Wisconsin’s job deficit now stands at 126,300. (For Job Watch regulars, the decline relative to last month owes mostly to revisions in the entire data series from BLS). Wisconsin still has 26,600 fewer jobs than in 2007 before the Great Recession. Wisconsin’s population has grown since then. Just to keep up with that growth, Wisconsin needs to add another 99,700 jobs. These two numbers added together – 126,300 – account for the current Wisconsin Job Deficit.
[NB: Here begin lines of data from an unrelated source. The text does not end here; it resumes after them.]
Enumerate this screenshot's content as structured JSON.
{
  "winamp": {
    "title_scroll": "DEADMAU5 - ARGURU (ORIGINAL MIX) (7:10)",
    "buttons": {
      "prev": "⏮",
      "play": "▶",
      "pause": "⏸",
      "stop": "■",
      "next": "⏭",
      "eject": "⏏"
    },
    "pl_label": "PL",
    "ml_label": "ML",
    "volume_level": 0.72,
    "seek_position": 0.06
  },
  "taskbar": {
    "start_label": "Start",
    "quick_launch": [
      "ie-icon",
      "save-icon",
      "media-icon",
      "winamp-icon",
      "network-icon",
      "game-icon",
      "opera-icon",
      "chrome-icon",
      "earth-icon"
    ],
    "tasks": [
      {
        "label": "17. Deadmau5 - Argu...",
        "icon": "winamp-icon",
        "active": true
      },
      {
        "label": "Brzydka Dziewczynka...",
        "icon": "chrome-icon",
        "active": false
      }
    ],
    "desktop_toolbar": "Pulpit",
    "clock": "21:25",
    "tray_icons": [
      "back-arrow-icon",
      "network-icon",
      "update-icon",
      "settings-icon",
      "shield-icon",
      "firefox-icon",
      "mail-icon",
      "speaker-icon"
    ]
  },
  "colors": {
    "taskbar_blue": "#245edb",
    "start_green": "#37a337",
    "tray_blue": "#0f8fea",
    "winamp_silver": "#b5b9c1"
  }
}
Job growth over the course of the recovery has been too slow to close the gap. Too many workers are still waiting to find a job or to have greater security and hours in their current job. Adding 6,200 jobs per month (as we did in January) means that recovering all of the jobs lost since 2007 would take almost two more years.

 

With some ups and downs, Wisconsin’s unemployment rate hovered around seven percent during the first half of 2013, to finally start moving down in June of last year. The January rate at 6.1 percent is the lowest since November 2008. In terms of unemployment, the Wisconsin trajectory remains on par with the recession of the 1980s. Manufacturing and construction employment, which saw incredible decline after the recession, both remain well below pre-recession levels. Manufacturing has recovered some and added jobs in the last month. Adding 1,200 jobs in manufacturing is good news in the state and makes a clear consistent, albeit slow, growth trajectory. Construction, on the other hand, continues in the doldrums. With 1,600 jobs gained in construction in January, at least there was good news this month. But we don’t yet have clear trend of recovery in that sector.